“To Thine Own Self Be True.” Good Advice? Bad Advice?

Commenting on the captain of the capsized cruise ship Costa Concordia who abandoned the ship too soon, The Guardian (January 24) recommended more modern morals than those that prevailed during Shakespeare’s times:

“Alcoholics Anonymous has the phrase: ‘Fake it till you make it.’ If you want to become a different sort of person, first act like you are, and the acting will eventually transform you. Pretend to be the person you want to be and you will end up becoming more like that person.

“This cuts right against the grain of familiar assumptions that moral change comes from within, that the most important thing is expressing who you really are – ‘To thine own self be true,’ as Polonius puts it in Hamlet. From this perspective, an honest confession of our own weakness – our lack of courage, for instance – becomes the only real expression of virtue. In other words, an emphasis on authenticity can easily become an alibi for a refusal of character development.”

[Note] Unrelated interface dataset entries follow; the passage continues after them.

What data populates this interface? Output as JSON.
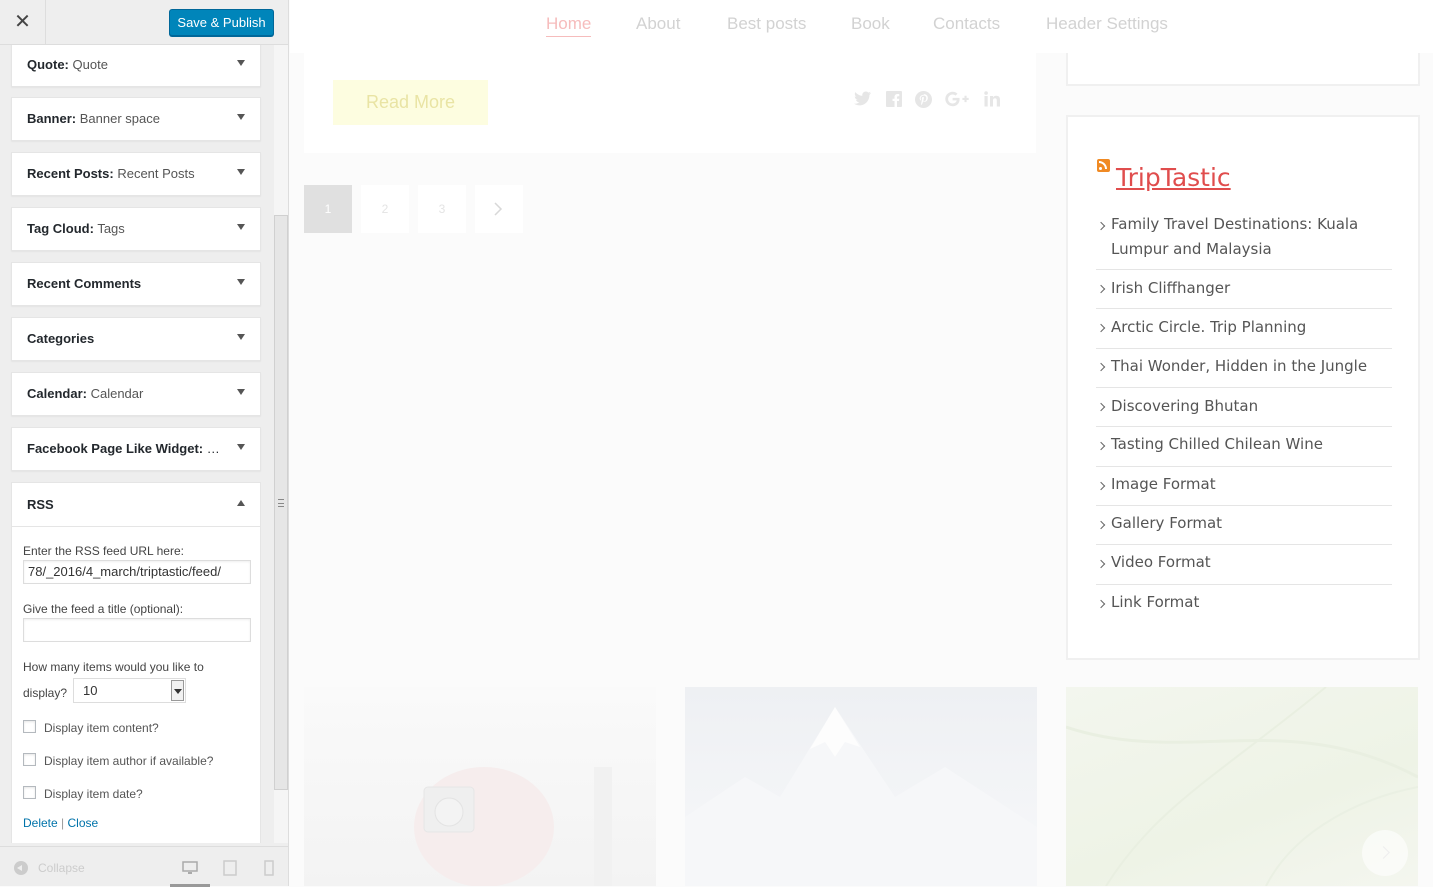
{
  "sidebar": {
    "close_label": "✕",
    "save_publish_label": "Save & Publish",
    "widgets": [
      {
        "name": "Quote:",
        "title": "Quote"
      },
      {
        "name": "Banner:",
        "title": "Banner space"
      },
      {
        "name": "Recent Posts:",
        "title": "Recent Posts"
      },
      {
        "name": "Tag Cloud:",
        "title": "Tags"
      },
      {
        "name": "Recent Comments",
        "title": ""
      },
      {
        "name": "Categories",
        "title": ""
      },
      {
        "name": "Calendar:",
        "title": "Calendar"
      },
      {
        "name": "Facebook Page Like Widget:",
        "title": "F..."
      }
    ],
    "rss": {
      "heading": "RSS",
      "url_label": "Enter the RSS feed URL here:",
      "url_value": "78/_2016/4_march/triptastic/feed/",
      "title_label": "Give the feed a title (optional):",
      "title_value": "",
      "items_label_1": "How many items would you like to",
      "items_label_2": "display?",
      "items_value": "10",
      "check_content": "Display item content?",
      "check_author": "Display item author if available?",
      "check_date": "Display item date?",
      "delete_label": "Delete",
      "separator": "|",
      "close_label": "Close"
    },
    "footer": {
      "collapse_label": "Collapse"
    }
  },
  "preview": {
    "nav": [
      "Home",
      "About",
      "Best posts",
      "Book",
      "Contacts",
      "Header Settings"
    ],
    "read_more": "Read More",
    "share_icons": [
      "twitter-icon",
      "facebook-icon",
      "pinterest-icon",
      "google-plus-icon",
      "linkedin-icon"
    ],
    "pagination": [
      "1",
      "2",
      "3"
    ],
    "rss_widget": {
      "title": "TripTastic",
      "items": [
        "Family Travel Destinations: Kuala Lumpur and Malaysia",
        "Irish Cliffhanger",
        "Arctic Circle. Trip Planning",
        "Thai Wonder, Hidden in the Jungle",
        "Discovering Bhutan",
        "Tasting Chilled Chilean Wine",
        "Image Format",
        "Gallery Format",
        "Video Format",
        "Link Format"
      ]
    }
  },
  "colors": {
    "primary_button": "#0085ba",
    "rss_title": "#e04d4d",
    "link": "#0073aa"
  }
}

11 responses to ““To Thine Own Self Be True.” Good Advice? Bad Advice?

  1. The advice is good. It’s just a question of whether you want to be true to the self you have been, or true to the one you want to become!

  2. On the one hand, Socrates famously said “the unexamined life is not worth living.” On the other hand, Allen Wheelis (1915-2007), in his book The Way We Are (2006), says “The assumption that it is always desirable to see the world as it is may be in error. The undistorted and hence unexalted life may not be worth living”. Maybe both are right?

  3. Andre Morrriseau

    I like the idea of “fake it until you make”……I believe these are words for every great actor to live by or politician for that matter….

  4. C.S. Lewis in one of his religious works – Screwtape Letters? Mere Christianty? – recommended going through the motions till they became natural (speaking of prayer, as I recall). Mark Twain said that a bad habit could not be just tossed out the window but had to be coaxed down the stairs one step at a time and out the door.

    In other words, practice makes perfect – and may even make genuine.

    Lew Auerback got it right, in the first comment. Polonius assumed that his son was a decent person at heart, so reflecting that to the world would be OK. If he had thought that Laertes was fundamentally a crook, then the advice would not have worked so (apparently) well. (Whether Laertes justified his father’s confidence, or acted in accordance with that advice when he decided to cheat in his fencing match by taking the button off the foil and putting poison on it, is a different question.)

  5. In morality as in comedy, timing is everything. The captain of the Costa Concordia should have chosen another line of work.

  6. Beauty is skin deep, and that’s good enough. I think that’s the point here.

    • I agree. We can change everything except our deep diabolical selves. I mean, everybody except you and me.